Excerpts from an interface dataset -

+ + + + + + +

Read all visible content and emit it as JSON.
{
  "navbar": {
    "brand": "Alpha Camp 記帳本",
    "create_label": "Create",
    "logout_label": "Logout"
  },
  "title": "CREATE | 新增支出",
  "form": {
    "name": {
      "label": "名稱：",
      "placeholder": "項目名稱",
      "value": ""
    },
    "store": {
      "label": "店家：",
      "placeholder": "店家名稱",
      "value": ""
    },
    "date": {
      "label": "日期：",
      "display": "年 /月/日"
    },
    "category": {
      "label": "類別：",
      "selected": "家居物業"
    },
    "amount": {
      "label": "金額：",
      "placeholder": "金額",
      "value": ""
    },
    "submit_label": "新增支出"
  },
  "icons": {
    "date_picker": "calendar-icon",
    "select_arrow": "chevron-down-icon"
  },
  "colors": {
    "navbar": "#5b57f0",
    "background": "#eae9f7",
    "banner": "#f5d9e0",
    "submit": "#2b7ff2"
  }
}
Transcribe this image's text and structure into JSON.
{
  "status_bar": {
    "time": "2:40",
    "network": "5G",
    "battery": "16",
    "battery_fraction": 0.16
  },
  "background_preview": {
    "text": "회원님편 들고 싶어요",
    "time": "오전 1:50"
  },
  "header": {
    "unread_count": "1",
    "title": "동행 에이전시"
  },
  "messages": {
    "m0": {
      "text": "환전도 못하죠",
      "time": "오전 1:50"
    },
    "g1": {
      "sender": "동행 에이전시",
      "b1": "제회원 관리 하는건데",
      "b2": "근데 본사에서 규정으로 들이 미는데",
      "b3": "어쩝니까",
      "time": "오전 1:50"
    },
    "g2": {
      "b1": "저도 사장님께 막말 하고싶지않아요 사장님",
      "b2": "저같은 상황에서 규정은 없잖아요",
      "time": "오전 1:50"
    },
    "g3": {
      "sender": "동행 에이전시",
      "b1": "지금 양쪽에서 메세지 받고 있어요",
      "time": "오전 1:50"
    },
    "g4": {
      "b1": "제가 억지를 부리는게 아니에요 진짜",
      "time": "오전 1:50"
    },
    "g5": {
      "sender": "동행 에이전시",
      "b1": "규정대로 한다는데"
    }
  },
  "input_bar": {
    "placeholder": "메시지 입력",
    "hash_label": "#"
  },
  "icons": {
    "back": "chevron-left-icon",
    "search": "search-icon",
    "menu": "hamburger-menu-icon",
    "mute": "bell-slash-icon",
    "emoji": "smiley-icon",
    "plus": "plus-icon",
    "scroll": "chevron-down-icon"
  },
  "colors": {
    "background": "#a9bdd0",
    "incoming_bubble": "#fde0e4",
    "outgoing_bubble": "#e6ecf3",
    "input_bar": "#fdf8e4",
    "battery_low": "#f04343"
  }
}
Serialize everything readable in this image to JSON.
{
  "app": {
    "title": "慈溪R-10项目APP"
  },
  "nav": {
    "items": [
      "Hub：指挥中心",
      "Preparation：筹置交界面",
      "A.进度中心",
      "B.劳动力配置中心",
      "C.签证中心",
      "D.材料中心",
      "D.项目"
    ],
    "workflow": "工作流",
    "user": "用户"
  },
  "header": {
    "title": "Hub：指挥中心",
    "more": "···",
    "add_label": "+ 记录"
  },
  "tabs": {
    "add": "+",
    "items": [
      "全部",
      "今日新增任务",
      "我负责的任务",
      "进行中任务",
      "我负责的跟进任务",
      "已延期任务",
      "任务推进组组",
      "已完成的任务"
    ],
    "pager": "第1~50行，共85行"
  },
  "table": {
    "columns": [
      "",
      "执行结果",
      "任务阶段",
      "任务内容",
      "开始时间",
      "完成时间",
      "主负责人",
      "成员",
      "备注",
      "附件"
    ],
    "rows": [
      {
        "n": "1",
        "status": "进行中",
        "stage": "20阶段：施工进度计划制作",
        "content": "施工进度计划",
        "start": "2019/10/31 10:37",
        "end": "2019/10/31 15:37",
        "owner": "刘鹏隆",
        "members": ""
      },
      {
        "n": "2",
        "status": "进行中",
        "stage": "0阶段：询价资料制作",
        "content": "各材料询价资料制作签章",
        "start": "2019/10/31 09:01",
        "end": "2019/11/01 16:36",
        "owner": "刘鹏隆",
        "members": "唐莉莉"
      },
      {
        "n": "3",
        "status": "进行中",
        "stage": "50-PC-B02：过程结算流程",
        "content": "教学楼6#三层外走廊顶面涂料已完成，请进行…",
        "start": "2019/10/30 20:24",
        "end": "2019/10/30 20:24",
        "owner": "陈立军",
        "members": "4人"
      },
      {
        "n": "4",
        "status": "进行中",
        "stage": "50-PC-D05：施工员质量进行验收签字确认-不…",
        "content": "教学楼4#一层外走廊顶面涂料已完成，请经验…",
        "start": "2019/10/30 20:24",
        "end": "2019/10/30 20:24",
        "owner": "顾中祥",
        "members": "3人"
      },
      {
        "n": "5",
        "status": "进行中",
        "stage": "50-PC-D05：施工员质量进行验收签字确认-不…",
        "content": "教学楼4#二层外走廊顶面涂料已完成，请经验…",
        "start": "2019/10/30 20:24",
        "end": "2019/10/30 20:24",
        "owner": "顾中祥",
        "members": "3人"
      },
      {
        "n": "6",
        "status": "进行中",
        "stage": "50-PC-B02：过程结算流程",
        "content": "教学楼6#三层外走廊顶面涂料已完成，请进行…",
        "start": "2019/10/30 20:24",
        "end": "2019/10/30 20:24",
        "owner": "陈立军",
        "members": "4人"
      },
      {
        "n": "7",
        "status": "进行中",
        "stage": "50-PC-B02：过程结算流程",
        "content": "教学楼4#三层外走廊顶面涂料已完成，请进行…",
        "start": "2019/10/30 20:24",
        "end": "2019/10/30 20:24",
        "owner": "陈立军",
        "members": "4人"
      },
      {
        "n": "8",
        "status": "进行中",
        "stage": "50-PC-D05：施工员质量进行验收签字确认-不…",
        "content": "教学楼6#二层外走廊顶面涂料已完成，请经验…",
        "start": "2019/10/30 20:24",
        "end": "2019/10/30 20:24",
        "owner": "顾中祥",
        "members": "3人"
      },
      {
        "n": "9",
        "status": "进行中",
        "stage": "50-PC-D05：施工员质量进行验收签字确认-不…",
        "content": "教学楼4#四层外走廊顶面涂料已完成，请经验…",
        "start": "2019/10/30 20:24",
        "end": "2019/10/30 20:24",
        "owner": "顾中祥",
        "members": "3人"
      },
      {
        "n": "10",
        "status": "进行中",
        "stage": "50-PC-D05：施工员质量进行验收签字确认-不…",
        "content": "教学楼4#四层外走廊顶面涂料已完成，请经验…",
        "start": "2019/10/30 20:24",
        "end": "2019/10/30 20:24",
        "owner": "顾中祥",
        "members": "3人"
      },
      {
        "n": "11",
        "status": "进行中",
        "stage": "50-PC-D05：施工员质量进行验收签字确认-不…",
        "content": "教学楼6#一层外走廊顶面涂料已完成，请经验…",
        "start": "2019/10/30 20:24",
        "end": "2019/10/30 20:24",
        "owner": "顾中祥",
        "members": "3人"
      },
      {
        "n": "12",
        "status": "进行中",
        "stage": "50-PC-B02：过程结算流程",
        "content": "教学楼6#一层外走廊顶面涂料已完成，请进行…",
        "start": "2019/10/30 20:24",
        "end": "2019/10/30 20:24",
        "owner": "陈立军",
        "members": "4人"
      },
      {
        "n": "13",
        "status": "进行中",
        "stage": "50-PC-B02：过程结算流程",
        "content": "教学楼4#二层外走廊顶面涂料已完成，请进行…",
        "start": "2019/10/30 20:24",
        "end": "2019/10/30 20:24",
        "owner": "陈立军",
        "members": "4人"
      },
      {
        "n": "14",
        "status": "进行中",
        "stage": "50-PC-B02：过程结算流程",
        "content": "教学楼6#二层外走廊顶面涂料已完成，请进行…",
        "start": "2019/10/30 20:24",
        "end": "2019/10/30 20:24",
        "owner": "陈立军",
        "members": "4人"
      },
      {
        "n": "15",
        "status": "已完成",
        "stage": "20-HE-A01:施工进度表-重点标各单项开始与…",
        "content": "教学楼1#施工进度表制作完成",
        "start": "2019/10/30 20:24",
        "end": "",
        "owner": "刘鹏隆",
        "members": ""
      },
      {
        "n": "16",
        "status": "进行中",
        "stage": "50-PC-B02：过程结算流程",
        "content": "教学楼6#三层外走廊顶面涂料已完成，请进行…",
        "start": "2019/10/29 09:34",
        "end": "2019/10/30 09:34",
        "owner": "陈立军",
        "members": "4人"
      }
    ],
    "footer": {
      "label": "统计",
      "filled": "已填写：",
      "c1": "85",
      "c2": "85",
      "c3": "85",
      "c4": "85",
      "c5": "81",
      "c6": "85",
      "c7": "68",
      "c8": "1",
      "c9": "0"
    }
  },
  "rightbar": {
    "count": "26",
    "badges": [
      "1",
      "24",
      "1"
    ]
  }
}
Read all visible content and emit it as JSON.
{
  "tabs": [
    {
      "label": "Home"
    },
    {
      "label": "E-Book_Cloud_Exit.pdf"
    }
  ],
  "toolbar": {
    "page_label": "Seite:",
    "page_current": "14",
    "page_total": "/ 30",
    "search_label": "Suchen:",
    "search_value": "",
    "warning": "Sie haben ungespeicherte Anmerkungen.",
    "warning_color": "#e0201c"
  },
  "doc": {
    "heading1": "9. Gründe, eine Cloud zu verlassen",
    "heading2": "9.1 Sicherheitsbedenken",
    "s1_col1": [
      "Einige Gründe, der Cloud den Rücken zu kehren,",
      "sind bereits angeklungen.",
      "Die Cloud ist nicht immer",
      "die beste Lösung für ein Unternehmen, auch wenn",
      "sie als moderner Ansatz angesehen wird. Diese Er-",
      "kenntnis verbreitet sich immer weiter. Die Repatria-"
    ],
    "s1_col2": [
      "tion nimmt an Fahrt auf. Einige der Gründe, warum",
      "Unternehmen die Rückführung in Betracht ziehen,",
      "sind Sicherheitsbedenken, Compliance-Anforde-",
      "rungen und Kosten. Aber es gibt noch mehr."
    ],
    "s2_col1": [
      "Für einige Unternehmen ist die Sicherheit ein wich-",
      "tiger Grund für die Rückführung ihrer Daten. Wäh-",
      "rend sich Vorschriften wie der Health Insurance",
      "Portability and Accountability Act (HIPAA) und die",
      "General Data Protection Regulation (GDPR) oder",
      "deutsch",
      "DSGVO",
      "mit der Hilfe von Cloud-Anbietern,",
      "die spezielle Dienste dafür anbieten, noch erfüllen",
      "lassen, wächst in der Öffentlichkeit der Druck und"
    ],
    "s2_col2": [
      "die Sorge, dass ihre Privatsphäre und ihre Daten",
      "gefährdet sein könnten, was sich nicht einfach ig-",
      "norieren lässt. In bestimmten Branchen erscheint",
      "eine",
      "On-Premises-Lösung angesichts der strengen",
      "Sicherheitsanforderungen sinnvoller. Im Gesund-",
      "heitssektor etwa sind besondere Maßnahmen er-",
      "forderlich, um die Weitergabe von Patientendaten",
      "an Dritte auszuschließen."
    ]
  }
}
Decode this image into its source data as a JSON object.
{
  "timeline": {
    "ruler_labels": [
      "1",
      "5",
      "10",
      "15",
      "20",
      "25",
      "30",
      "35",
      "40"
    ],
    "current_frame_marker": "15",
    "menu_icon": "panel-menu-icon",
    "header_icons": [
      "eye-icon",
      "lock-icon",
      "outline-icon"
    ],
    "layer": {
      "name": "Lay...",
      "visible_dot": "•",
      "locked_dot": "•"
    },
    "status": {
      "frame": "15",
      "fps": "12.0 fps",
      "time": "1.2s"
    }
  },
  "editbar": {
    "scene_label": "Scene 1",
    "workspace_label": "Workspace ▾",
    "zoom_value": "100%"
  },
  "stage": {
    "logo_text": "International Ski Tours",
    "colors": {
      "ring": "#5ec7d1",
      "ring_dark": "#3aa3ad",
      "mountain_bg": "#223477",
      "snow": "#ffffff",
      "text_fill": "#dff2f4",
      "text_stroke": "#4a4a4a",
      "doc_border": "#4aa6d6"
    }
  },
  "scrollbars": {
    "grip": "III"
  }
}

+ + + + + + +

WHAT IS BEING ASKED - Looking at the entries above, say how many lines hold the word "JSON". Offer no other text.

ANSWER TO THIS TASK - 5